══ Data for this exercise ══

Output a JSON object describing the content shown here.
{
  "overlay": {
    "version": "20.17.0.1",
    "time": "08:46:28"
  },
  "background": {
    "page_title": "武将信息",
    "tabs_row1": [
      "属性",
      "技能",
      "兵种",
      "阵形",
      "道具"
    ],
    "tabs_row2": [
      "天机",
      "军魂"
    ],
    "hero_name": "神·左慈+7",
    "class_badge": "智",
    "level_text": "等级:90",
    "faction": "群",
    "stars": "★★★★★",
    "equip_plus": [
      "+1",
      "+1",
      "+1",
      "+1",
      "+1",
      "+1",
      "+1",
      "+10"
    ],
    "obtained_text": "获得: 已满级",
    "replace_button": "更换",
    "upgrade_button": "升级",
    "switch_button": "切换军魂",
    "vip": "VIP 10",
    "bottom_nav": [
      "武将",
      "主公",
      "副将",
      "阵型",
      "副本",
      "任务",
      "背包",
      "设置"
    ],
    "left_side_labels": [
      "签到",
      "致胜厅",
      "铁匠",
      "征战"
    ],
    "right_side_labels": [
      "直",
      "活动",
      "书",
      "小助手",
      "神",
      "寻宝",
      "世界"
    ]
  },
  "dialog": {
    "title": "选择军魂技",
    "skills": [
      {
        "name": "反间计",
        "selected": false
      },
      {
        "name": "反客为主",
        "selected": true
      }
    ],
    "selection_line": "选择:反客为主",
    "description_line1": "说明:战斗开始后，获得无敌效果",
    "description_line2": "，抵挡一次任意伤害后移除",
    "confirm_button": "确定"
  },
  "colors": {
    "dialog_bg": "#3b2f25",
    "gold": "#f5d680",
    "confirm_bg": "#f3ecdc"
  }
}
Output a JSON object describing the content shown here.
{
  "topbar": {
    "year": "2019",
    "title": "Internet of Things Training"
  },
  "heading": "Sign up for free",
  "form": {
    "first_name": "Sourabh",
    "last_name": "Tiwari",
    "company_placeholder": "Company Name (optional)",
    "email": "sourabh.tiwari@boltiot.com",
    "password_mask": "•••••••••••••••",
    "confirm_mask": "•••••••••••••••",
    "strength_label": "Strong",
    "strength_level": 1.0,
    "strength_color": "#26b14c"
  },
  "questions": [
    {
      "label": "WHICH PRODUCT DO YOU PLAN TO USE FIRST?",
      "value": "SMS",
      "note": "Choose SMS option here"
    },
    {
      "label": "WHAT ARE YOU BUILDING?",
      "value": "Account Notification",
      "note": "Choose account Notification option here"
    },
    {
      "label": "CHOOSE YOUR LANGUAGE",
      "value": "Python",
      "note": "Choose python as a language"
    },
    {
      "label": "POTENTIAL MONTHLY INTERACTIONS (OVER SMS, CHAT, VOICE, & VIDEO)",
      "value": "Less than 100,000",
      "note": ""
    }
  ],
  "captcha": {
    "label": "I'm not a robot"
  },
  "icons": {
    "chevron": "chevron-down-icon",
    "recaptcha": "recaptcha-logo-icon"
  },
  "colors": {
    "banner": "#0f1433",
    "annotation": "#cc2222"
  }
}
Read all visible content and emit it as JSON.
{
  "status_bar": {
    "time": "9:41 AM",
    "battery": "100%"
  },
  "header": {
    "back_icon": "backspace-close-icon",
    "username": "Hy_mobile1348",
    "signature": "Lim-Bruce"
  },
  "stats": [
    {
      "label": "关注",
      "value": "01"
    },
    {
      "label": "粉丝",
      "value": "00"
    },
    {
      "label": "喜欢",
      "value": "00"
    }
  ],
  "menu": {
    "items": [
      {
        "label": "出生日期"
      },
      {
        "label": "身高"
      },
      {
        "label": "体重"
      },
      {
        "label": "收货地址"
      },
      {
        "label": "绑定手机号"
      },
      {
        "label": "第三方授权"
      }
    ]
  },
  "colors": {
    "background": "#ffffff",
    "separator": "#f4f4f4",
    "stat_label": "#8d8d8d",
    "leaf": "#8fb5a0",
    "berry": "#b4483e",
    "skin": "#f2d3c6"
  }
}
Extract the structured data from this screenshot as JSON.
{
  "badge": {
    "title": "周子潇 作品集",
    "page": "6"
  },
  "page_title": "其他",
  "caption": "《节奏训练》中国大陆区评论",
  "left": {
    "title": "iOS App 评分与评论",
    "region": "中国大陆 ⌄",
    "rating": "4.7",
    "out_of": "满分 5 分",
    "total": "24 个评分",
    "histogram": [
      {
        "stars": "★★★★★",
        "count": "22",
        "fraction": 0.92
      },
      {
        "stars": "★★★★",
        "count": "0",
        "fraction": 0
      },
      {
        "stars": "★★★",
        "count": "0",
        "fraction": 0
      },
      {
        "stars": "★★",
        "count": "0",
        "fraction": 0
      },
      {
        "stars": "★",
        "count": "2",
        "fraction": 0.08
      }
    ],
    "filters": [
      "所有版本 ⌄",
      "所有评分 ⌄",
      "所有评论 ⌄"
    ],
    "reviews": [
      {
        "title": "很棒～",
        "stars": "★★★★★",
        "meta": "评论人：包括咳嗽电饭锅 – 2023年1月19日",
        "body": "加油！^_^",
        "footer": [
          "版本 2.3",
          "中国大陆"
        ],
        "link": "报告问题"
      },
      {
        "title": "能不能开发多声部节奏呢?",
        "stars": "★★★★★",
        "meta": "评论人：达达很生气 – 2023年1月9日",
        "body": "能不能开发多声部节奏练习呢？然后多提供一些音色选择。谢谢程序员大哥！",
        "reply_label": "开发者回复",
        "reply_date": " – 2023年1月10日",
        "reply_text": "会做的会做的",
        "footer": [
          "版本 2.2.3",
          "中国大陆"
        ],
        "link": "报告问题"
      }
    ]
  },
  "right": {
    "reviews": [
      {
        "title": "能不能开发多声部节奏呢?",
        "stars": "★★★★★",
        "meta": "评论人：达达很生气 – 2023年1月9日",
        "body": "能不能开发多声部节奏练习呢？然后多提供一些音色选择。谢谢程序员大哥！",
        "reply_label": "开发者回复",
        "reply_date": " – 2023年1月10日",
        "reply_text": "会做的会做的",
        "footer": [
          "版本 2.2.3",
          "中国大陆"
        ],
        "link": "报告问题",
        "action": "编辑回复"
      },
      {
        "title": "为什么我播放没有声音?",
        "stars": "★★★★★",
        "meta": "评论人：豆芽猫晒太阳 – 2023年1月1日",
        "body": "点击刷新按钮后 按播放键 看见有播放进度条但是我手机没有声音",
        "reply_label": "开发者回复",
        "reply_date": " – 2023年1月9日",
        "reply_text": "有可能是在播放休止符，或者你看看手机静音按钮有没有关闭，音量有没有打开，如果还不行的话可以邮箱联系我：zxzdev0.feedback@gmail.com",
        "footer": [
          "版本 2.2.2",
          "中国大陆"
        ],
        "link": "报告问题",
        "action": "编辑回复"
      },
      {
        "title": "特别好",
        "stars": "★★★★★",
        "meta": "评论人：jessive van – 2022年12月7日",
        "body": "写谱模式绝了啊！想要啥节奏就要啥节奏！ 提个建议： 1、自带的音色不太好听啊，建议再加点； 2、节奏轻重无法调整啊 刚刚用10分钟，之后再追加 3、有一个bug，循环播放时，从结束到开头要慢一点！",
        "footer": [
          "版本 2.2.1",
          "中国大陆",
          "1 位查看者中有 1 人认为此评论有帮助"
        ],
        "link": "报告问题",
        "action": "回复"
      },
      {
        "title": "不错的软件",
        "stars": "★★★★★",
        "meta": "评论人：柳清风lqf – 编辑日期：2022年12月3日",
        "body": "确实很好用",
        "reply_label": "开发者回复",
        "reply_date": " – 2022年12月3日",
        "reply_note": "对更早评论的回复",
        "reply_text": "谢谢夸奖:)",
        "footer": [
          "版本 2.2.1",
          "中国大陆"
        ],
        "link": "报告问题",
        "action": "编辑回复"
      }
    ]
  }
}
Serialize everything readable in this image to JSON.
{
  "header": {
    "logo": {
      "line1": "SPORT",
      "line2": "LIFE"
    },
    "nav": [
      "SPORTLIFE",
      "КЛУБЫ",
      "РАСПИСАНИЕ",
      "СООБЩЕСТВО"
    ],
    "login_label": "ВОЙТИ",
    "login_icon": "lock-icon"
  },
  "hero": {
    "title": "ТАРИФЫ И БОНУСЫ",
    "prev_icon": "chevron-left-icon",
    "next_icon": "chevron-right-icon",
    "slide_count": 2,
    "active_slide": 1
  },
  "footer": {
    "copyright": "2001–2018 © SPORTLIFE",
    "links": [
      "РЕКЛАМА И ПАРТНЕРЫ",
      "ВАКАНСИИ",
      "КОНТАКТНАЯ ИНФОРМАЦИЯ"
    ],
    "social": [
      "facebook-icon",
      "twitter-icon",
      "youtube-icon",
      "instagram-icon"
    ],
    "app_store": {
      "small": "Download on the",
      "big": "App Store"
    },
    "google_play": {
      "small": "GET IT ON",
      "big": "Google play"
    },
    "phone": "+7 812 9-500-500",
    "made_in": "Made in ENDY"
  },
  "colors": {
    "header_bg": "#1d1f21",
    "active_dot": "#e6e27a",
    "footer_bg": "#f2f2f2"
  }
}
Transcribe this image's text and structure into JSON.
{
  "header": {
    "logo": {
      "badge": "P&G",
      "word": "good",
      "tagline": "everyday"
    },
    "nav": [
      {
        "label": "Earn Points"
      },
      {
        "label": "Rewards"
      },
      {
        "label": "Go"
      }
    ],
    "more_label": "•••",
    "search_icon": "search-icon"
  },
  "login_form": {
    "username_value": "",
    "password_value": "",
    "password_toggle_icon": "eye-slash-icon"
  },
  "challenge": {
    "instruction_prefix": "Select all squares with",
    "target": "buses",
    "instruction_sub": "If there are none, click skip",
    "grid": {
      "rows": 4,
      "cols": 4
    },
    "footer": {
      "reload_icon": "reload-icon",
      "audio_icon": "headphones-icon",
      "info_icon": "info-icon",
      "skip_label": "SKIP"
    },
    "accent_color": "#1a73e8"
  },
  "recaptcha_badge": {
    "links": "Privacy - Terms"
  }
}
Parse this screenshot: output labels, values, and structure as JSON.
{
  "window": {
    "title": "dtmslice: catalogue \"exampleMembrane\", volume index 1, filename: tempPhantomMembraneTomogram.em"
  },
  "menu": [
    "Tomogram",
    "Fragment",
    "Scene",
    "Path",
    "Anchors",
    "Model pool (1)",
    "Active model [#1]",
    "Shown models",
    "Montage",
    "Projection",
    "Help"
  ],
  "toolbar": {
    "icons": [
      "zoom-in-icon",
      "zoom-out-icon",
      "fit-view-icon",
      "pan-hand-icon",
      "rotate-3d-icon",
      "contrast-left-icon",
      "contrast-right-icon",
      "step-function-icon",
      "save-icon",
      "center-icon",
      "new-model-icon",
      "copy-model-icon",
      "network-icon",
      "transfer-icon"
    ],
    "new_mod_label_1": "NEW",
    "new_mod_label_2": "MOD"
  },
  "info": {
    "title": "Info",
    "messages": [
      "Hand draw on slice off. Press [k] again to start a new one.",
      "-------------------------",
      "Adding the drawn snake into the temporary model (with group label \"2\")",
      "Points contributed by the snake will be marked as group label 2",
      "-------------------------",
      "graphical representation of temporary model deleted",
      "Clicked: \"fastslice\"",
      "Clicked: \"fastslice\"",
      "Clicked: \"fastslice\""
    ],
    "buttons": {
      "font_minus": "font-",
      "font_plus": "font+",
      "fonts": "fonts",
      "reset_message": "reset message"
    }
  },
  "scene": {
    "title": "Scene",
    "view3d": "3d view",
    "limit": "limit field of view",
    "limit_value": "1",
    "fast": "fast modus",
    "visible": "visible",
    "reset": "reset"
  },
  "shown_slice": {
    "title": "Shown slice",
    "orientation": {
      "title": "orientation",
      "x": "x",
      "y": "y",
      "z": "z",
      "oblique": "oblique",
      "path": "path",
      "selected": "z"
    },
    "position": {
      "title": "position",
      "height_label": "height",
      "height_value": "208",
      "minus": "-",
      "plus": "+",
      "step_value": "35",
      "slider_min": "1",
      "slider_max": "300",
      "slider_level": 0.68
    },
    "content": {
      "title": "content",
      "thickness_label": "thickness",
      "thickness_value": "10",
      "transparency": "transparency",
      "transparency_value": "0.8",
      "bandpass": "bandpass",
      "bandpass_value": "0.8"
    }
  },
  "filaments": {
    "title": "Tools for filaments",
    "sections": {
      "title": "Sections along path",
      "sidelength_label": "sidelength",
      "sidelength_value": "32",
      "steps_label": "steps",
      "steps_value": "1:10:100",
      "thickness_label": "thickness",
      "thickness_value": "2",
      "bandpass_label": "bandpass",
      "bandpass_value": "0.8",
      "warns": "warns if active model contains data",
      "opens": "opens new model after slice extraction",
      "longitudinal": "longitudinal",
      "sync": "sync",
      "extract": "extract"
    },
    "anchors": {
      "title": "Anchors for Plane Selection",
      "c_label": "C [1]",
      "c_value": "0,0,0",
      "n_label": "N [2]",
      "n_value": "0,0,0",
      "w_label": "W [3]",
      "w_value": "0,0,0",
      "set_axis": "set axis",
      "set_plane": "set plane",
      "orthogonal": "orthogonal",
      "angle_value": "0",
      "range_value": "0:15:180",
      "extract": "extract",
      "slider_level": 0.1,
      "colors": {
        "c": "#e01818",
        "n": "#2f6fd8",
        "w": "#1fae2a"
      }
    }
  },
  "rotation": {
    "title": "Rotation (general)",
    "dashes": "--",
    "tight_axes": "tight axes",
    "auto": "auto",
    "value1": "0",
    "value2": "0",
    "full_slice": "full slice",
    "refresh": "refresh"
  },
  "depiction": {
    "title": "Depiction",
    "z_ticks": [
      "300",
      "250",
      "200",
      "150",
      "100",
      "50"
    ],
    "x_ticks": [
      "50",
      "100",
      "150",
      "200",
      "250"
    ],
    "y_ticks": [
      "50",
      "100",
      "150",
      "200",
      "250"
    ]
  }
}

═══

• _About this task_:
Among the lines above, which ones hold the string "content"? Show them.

• _Answer to the exercise_:
Output a JSON object describing the content shown here.
Output a JSON object describing the content shown here.
Read all visible content and emit it as JSON.
    "content": {
      "title": "content",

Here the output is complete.